Martin Frost :
Martin Fröst has pushed the boundaries of the clarinet repertoire on every front and reinvented the role of the instrumental soloist. A Gramophone Award-nominated artist, the Swede uses every recording as an opportunity to look at repertoire and performance through fresh eyes.
His latest release for Sony Classical is no different, as Fröst goes back to basics while also enacting his boldest transformation of all. With Concerto Köln, the clarinet virtuoso presents an all-Vivaldi album including premiere recordings of ‘new' clarinet concertos drawn from Vivaldi's catalogue of opera and oratorio arias.
Vivaldi only just lived to see the emergence of the clarinet, using it in five pieces. The Italian composer was well aware of the brilliant, virtuosic capabilities of the instrument with its roots in the trumpet-like ‘clarino', and of the mellow soulfulness of that instrument's predecessor, the ‘chalumeau'.
On this album, Fröst imagines what Vivaldi might have done had he lived long enough to know the clarinet better. Fröst uses a specially built boxwood instrument to get as close as possible to the sound of the best 18th-century clarinets Vivaldi knew without forgoing the technical capabilities of its modern descendants.
Like Bach and Handel, Vivaldi was proud to re-use his own music in new contexts. In the spirit of up-cycling that abounded in the Baroque era, the composer and arranger Andreas N Tarkmann has fashioned with Martin Fröst three new concertos from Vivaldi's existing works. In the process, some of the composer's finest arias get a new lease of life, courtesy of the wind instrument that sits closest to the human voice.
The results are three concertos of individual mood and gait, drawing upon music from Juditha triumphans, Ottone in villa, L'Olympiade, La fida ninfa and Giustino. In addition, the aria ‘Veni, Veni, me sequere fida' from Juditha triumphans – which includes an authentic part obligatto chalumeau – is heard in a straight transcription with the vocal line played on a cello. Fröst also reveals Vivaldi's response to the sound of the solo chalumeau with Vivaldi's air for the instrument ‘La Tortora'.
Completing the tracklist are two favourite Sinfonias for strings and Overtures from Il Giustino and L'Olimpiade – among Vivaldi's finest examples of opera overtures in the Italian style and music that the baroque specialist of Concerto Köln have made their own (the latter includes Vivaldi's own ‘borrowings' from his Violin Concerto RV177).

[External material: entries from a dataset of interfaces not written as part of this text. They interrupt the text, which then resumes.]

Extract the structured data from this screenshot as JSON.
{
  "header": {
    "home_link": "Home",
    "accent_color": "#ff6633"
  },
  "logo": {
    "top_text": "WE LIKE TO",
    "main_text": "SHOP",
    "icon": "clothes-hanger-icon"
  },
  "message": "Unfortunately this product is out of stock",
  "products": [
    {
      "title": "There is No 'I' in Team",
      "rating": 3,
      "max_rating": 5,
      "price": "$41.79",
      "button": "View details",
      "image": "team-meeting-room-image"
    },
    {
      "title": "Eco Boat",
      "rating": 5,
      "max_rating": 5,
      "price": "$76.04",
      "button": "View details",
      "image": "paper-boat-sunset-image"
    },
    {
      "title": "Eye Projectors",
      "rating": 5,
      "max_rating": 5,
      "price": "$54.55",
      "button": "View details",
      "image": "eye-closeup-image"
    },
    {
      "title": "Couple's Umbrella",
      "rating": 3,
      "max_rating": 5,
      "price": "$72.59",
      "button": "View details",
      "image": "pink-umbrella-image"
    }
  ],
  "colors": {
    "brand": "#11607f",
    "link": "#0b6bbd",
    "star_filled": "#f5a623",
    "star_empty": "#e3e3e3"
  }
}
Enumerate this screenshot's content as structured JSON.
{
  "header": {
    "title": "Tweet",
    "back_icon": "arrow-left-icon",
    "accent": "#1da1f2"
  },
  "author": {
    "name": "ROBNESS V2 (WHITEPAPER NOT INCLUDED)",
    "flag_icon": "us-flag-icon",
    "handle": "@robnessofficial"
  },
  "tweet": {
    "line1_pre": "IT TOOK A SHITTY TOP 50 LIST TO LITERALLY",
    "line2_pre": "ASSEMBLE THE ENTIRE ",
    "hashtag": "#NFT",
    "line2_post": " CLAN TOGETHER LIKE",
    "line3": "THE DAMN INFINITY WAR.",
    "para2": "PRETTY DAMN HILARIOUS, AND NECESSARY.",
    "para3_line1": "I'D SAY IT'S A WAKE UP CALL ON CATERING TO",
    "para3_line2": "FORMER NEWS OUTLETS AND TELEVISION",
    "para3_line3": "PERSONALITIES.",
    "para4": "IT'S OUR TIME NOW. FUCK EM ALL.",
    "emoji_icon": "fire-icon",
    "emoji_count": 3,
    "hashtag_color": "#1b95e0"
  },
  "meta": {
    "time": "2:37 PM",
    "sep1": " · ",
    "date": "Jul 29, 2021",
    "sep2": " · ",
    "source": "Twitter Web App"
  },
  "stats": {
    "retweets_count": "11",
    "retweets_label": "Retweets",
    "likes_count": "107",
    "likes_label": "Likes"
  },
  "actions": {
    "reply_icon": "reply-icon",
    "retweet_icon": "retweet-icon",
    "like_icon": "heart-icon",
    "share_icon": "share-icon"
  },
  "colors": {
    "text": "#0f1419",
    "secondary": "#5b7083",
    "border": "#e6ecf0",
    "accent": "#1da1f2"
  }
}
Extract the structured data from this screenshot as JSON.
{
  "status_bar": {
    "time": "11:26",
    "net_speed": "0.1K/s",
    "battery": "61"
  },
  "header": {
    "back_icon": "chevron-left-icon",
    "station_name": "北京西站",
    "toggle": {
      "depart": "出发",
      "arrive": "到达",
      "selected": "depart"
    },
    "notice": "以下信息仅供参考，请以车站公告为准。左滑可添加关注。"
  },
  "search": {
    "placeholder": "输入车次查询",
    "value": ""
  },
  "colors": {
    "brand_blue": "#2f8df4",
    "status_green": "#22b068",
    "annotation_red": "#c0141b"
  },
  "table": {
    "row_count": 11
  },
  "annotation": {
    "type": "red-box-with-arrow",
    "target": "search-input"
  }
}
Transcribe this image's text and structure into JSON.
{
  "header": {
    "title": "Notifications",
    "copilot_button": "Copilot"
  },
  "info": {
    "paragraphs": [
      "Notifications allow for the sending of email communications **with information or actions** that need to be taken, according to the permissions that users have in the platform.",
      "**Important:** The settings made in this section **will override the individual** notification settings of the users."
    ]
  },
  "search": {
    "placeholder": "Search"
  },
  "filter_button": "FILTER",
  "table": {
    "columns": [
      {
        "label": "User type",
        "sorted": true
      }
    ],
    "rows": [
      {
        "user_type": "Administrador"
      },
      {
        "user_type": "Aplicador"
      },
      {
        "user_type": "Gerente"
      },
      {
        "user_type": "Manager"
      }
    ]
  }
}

Fröst's new release on Sony Classical promises a unique symbiosis of the old and new, and a major extension of the clarinet concerto repertoire in an unexpected direction.